In 1881, Dakota Territory had never sold a bushel of wheat to anybody outside of Dakota. Six years later, it sold 62 million bushels.
I recently read Garet Garrett’s The American Story, which came out in 1955. It is a well-written history of America, unusual because of its emphasis on the powerful economics that drove the country to great heights. Garrett tells the Dakota story in this book, which is a useful reminder about how economies grow and prosper.
What happened in Dakota was that farmers invested in machinery. The riding plow, the reaper and the combine harvester made the farms far more productive than they had been. Suddenly, the labors of one man could produce 5,000 bushels of wheat. A single miller could turn that wheat into 1,000 pounds of flour.
But that was not all. New railroads connected the farmer to the mill and the mill with markets and ports in the East. The energies released were enormous. Garrett writes:
“So the labor of four men — one a farmer in Dakota, one a miller in Minneapolis and two on the railroad — plus a very low rate for ocean carriage — could put into Europe enough flour to feed 1,000 people for a year.”
Let’s look at another example: steel. In 1870, there was nothing anyone would call a steel industry in the U.S. Americans bought their steel from Europe. Yet 30 years later, Americans would produce more steel than Germany, France and England put together.

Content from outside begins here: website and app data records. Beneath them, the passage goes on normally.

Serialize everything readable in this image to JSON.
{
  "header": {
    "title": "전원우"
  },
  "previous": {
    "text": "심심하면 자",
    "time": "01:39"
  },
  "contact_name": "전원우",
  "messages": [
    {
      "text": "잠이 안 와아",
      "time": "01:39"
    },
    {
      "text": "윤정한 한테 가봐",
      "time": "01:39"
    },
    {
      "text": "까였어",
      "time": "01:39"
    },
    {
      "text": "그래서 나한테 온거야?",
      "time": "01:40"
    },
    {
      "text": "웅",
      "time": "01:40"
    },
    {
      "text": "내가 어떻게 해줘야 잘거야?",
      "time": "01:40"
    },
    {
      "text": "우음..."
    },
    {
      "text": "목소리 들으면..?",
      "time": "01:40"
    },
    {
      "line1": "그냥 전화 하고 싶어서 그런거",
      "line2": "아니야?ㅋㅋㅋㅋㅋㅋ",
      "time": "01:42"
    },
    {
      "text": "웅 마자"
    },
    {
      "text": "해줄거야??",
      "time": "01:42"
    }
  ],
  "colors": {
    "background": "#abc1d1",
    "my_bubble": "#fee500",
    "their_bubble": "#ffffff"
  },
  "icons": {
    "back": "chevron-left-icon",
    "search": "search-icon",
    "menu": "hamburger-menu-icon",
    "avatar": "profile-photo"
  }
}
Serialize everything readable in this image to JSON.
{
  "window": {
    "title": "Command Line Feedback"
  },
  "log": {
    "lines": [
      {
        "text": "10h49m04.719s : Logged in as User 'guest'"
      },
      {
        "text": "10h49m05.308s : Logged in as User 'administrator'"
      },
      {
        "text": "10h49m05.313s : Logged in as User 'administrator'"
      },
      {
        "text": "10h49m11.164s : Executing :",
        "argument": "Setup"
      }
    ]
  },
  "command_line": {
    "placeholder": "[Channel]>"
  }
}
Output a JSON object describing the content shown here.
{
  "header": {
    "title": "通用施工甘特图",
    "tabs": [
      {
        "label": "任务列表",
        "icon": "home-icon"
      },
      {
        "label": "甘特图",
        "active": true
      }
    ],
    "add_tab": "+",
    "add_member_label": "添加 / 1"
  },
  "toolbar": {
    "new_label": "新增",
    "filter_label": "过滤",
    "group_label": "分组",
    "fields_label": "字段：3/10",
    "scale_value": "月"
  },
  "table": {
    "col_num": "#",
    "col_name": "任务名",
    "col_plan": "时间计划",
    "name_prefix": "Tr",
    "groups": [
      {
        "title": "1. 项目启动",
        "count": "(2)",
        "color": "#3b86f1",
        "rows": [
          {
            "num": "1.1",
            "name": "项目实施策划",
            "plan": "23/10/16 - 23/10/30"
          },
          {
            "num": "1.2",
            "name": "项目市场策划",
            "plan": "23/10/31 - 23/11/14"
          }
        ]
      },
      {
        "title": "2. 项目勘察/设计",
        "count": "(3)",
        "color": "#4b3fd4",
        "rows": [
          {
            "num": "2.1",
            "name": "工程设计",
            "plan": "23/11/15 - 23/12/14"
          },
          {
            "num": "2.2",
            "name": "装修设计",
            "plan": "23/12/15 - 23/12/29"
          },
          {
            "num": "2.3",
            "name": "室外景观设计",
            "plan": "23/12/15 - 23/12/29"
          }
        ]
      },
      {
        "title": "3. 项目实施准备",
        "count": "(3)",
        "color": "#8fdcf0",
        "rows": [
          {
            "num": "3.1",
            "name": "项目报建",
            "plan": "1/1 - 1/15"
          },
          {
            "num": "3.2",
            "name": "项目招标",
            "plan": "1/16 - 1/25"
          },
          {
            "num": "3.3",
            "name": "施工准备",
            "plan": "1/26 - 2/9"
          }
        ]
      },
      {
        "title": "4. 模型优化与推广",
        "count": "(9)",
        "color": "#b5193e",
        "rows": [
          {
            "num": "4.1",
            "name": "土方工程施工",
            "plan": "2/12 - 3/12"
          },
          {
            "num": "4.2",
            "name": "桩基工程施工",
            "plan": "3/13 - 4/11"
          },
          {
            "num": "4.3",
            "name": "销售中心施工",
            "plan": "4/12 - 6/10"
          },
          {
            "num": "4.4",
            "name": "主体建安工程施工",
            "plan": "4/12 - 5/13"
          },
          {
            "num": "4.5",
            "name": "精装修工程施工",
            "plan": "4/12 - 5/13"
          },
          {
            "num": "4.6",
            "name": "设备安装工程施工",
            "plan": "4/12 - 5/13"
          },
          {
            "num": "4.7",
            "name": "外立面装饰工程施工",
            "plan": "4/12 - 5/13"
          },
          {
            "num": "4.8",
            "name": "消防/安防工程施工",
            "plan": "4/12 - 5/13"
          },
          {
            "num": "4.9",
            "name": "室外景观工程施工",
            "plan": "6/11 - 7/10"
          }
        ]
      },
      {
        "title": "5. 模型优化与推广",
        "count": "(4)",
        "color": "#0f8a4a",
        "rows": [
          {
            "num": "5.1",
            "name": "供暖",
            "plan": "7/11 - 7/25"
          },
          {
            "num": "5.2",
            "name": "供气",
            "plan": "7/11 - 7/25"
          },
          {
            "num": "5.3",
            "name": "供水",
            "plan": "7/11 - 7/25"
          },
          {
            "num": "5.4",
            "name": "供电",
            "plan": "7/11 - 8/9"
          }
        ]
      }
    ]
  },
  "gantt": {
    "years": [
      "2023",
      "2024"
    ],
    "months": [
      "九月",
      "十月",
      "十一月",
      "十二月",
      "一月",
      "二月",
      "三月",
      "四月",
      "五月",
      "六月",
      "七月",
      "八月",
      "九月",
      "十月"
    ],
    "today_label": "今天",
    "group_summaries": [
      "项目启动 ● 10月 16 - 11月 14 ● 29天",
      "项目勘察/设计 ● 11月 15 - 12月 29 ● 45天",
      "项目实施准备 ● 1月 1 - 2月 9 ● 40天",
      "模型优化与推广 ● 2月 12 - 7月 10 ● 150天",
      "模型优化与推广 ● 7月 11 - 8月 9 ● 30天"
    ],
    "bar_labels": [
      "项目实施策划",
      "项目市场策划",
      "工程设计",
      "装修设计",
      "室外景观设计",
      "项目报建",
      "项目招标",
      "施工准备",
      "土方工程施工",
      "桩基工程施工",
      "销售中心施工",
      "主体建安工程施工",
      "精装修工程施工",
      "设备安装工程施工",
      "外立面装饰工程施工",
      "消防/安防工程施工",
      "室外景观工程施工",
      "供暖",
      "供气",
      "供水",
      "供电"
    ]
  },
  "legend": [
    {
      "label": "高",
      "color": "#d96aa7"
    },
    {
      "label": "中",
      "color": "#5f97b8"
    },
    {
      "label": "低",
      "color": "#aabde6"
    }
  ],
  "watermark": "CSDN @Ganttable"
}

Again, the investment in machines and rail and roads unleashed a torrent of once frozen economic potential.
Those forces worked wonders as a free people tinkered, invented and created. “In sheds and attics and little machine shops everywhere,” Garrett writes, “with sticks and strings and glue and bits of metal, eccentric minds were making models of things that might work, either to save labor or to save time — two thoughts with the same meaning.”
Steam drills. Sewing machines. Electric lamps. Rotary printing presses. Cranes and elevators. Steam engines. Steel ships. Air brakes. Plumbing. Refrigeration. All of these things came in the years that followed.
Millionaires sprouted up like mushrooms. “Most of these new millionaires had come from the ground — from the mines and steel mills and oil wells and packing houses — and smelled of their work,” Garrett writes.
Wall Street financed great undertakings that would be beyond the power of five or six rich men. Huge sums of capital went toward growing the new industries. Many of the larger enterprises now had public stockholders.
The first billion-dollar company in America was United States Steel, stitched together by J.P. Morgan. It owned not only steel plants, but coal mines, limestone quarries, ships, railroads and whatever else touched on steel.
Wall Street sold it to the public for $40 per share. Then it fell to $9. But a few years later, Wall Street was buying it back from the public at $100 per share. And soon it topped $200. It was a heady, risky time. If you bought five stocks, odds were that two might go to zero. But the three, held long enough, produced fortunes.
This is the work of a free people. Testing things. Trying them out. Succeeding and failing. It is a rough laboratory from which winners and losers emerge through trial and error. It is what builds great wealth, great economies and great countries.
It is the American story of two centuries past.
While there are no virgin places for a new American story to take root, no empty continents where a people might go to try to build something from scratch, there are new versions of the American story unfolding in places likely to produce astounding wealth in similar ways.
In places like Mongolia or Myanmar, for example, you find today’s Dakota Territory. Not that Mongolians are as free as those American pioneers, but there is so much frozen potential to unlock by applying technology and know-how and capital to their situations. It’s these mind-bending changes — and the lure of profiting by them — that attract me to explore the world beyond the developed West.